Other members of the Society for Constitutional Information included: Thomas Bentley; Charles Dilly; Richard Fitzpatrick; Jeremiah Joyce; James Innes-Ker, fifth duke of Roxburghe; Sir James Mawbey; James Parkinson; John Richter; John Towill Rutt; Richard Sharp; Granville Sharp; Sir John Sinclair, first baronet; William Smith; and Thomas Walker.

H. T. Dickinson


Declaration of those rights of the commonalty of Great Britain, without which they cannot be free (1780) · An address to the public, from the Society for Constitutional Information (1780) · A second address to the public from the Society for Constitutional Information (1782) · Tracts published and distributed gratis by the Society for Constitutional Information (1783) · State trials, vols. 24–5 · Cobbett, Parl. hist., 31.475–97, 573–4, 688–879, 886–903 [[‘The reports of the committee of secrecy of the House of Commons and the House of Lords’]] · The life and correspondence of Major Cartwright, ed. F. D. Cartwright, 2 vols. (1826); repr. (1969) · C. Bewley and D. Bewley, Gentleman radical: a life of John Horne Tooke, 1736–1812 (1998) · E. C. Black, The Association (1963) · C. B. Cone, The English Jacobins: reformers in late eighteenth-century England (1968) · A. Goodwin, The friends of liberty: the English democratic movement in the age of the French Revolution (1979) · A. Page, John Jebb and the Enlightenment origins of British radicalism (2003) · G. S. Veitch, The genesis of parliamentary reform (1913); repr. (1965)

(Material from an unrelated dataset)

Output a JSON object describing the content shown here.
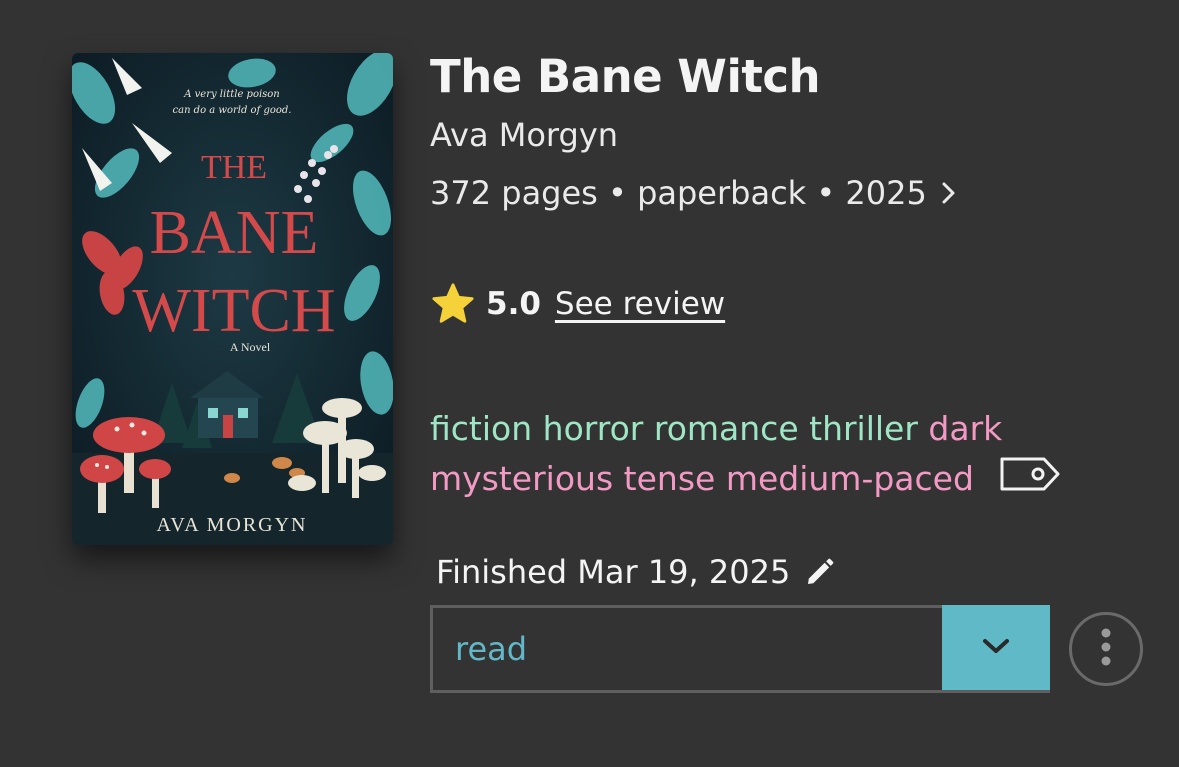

TNA: PRO, minute books and papers, TS 11/961/3057, 962/3508, 1133/1, 952/3496